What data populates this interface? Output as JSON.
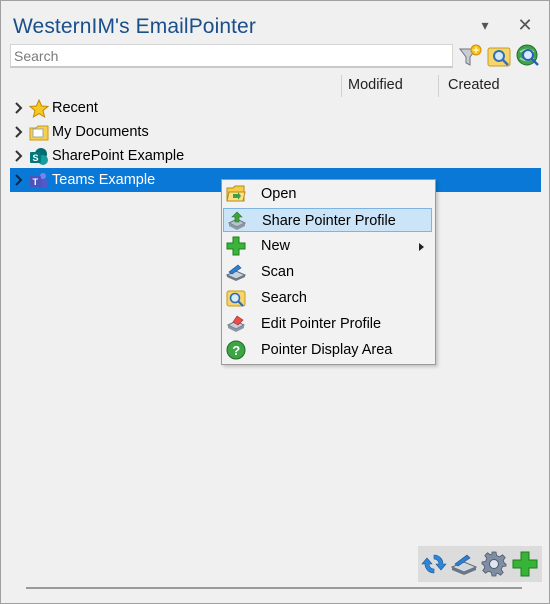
{
  "window": {
    "title": "WesternIM's EmailPointer",
    "dropdown_glyph": "▾",
    "close_glyph": "✕"
  },
  "search": {
    "placeholder": "Search",
    "value": ""
  },
  "toolbar_icons": [
    "filter-star-icon",
    "search-folder-icon",
    "globe-search-icon"
  ],
  "columns": {
    "modified": "Modified",
    "created": "Created"
  },
  "tree": {
    "items": [
      {
        "label": "Recent",
        "icon": "star-icon"
      },
      {
        "label": "My Documents",
        "icon": "folder-documents-icon"
      },
      {
        "label": "SharePoint Example",
        "icon": "sharepoint-icon"
      },
      {
        "label": "Teams Example",
        "icon": "teams-icon",
        "selected": true
      }
    ]
  },
  "context_menu": {
    "items": [
      {
        "label": "Open",
        "icon": "open-folder-icon"
      },
      {
        "label": "Share Pointer Profile",
        "icon": "share-profile-icon",
        "highlighted": true
      },
      {
        "label": "New",
        "icon": "plus-icon",
        "submenu": true
      },
      {
        "label": "Scan",
        "icon": "scanner-icon"
      },
      {
        "label": "Search",
        "icon": "search-icon"
      },
      {
        "label": "Edit Pointer Profile",
        "icon": "edit-profile-icon"
      },
      {
        "label": "Pointer Display Area",
        "icon": "help-icon"
      }
    ]
  },
  "bottom_toolbar": [
    "refresh-icon",
    "scanner-icon",
    "gear-icon",
    "add-icon"
  ],
  "colors": {
    "title": "#1a4f8a",
    "selection": "#0a78d7",
    "menu_highlight": "#cce4f7"
  }
}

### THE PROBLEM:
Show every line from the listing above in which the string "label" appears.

### RESPONSE TO THE EXERCISE:
        "label": "Recent",
        "label": "My Documents",
        "label": "SharePoint Example",
        "label": "Teams Example",
        "label": "Open",
        "label": "Share Pointer Profile",
        "label": "New",
        "label": "Scan",
        "label": "Search",
        "label": "Edit Pointer Profile",
        "label": "Pointer Display Area",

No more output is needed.